Study material:

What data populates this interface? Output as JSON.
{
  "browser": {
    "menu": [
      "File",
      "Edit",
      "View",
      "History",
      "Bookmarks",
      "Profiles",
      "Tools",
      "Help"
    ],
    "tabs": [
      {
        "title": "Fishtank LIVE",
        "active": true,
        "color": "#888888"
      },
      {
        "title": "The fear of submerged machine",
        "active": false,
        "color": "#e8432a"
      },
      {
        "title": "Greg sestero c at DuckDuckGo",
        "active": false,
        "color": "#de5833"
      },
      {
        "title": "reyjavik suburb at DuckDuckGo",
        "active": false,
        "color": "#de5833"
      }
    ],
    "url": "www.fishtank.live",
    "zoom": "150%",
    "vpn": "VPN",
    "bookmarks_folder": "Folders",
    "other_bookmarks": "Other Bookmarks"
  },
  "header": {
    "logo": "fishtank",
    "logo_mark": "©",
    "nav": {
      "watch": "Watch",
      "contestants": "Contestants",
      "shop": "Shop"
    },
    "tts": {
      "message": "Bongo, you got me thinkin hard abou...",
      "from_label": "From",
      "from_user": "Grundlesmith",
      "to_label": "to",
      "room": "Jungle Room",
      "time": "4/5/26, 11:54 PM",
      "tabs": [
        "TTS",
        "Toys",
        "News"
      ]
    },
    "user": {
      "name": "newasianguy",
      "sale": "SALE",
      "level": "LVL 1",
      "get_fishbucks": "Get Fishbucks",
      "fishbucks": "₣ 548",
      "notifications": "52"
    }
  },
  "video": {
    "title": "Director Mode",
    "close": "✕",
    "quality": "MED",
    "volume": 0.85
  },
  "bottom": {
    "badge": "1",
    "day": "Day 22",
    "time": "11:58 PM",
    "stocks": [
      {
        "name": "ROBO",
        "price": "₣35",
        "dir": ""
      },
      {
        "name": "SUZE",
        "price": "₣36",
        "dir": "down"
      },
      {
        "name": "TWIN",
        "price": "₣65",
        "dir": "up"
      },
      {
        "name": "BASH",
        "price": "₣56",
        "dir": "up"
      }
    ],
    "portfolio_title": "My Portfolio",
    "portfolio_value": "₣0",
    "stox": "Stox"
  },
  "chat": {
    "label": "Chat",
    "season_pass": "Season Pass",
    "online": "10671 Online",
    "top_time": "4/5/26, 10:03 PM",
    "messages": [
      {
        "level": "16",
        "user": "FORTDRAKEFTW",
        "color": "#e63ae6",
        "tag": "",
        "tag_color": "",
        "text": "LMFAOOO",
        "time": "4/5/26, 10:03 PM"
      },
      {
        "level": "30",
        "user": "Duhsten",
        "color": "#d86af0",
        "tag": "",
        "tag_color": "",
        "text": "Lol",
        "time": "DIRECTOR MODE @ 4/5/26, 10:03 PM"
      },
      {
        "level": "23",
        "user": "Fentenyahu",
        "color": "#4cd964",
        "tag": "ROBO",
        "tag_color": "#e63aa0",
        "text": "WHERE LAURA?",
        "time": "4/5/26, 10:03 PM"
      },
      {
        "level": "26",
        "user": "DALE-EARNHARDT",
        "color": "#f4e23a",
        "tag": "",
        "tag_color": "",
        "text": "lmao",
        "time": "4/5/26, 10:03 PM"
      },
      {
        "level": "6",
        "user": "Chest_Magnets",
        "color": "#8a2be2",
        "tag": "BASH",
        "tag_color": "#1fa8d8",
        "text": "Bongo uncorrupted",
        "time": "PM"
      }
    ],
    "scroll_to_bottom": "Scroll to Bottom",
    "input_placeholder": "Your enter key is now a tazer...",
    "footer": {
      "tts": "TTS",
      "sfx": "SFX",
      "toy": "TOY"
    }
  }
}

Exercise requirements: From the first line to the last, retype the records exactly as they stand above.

Exercise result:
What data populates this interface? Output as JSON.
{
  "browser": {
    "menu": [
      "File",
      "Edit",
      "View",
      "History",
      "Bookmarks",
      "Profiles",
      "Tools",
      "Help"
    ],
    "tabs": [
      {
        "title": "Fishtank LIVE",
        "active": true,
        "color": "#888888"
      },
      {
        "title": "The fear of submerged machine",
        "active": false,
        "color": "#e8432a"
      },
      {
        "title": "Greg sestero c at DuckDuckGo",
        "active": false,
        "color": "#de5833"
      },
      {
        "title": "reyjavik suburb at DuckDuckGo",
        "active": false,
        "color": "#de5833"
      }
    ],
    "url": "www.fishtank.live",
    "zoom": "150%",
    "vpn": "VPN",
    "bookmarks_folder": "Folders",
    "other_bookmarks": "Other Bookmarks"
  },
  "header": {
    "logo": "fishtank",
    "logo_mark": "©",
    "nav": {
      "watch": "Watch",
      "contestants": "Contestants",
      "shop": "Shop"
    },
    "tts": {
      "message": "Bongo, you got me thinkin hard abou...",
      "from_label": "From",
      "from_user": "Grundlesmith",
      "to_label": "to",
      "room": "Jungle Room",
      "time": "4/5/26, 11:54 PM",
      "tabs": [
        "TTS",
        "Toys",
        "News"
      ]
    },
    "user": {
      "name": "newasianguy",
      "sale": "SALE",
      "level": "LVL 1",
      "get_fishbucks": "Get Fishbucks",
      "fishbucks": "₣ 548",
      "notifications": "52"
    }
  },
  "video": {
    "title": "Director Mode",
    "close": "✕",
    "quality": "MED",
    "volume": 0.85
  },
  "bottom": {
    "badge": "1",
    "day": "Day 22",
    "time": "11:58 PM",
    "stocks": [
      {
        "name": "ROBO",
        "price": "₣35",
        "dir": ""
      },
      {
        "name": "SUZE",
        "price": "₣36",
        "dir": "down"
      },
      {
        "name": "TWIN",
        "price": "₣65",
        "dir": "up"
      },
      {
        "name": "BASH",
        "price": "₣56",
        "dir": "up"
      }
    ],
    "portfolio_title": "My Portfolio",
    "portfolio_value": "₣0",
    "stox": "Stox"
  },
  "chat": {
    "label": "Chat",
    "season_pass": "Season Pass",
    "online": "10671 Online",
    "top_time": "4/5/26, 10:03 PM",
    "messages": [
      {
        "level": "16",
        "user": "FORTDRAKEFTW",
        "color": "#e63ae6",
        "tag": "",
        "tag_color": "",
        "text": "LMFAOOO",
        "time": "4/5/26, 10:03 PM"
      },
      {
        "level": "30",
        "user": "Duhsten",
        "color": "#d86af0",
        "tag": "",
        "tag_color": "",
        "text": "Lol",
        "time": "DIRECTOR MODE @ 4/5/26, 10:03 PM"
      },
      {
        "level": "23",
        "user": "Fentenyahu",
        "color": "#4cd964",
        "tag": "ROBO",
        "tag_color": "#e63aa0",
        "text": "WHERE LAURA?",
        "time": "4/5/26, 10:03 PM"
      },
      {
        "level": "26",
        "user": "DALE-EARNHARDT",
        "color": "#f4e23a",
        "tag": "",
        "tag_color": "",
        "text": "lmao",
        "time": "4/5/26, 10:03 PM"
      },
      {
        "level": "6",
        "user": "Chest_Magnets",
        "color": "#8a2be2",
        "tag": "BASH",
        "tag_color": "#1fa8d8",
        "text": "Bongo uncorrupted",
        "time": "PM"
      }
    ],
    "scroll_to_bottom": "Scroll to Bottom",
    "input_placeholder": "Your enter key is now a tazer...",
    "footer": {
      "tts": "TTS",
      "sfx": "SFX",
      "toy": "TOY"
    }
  }
}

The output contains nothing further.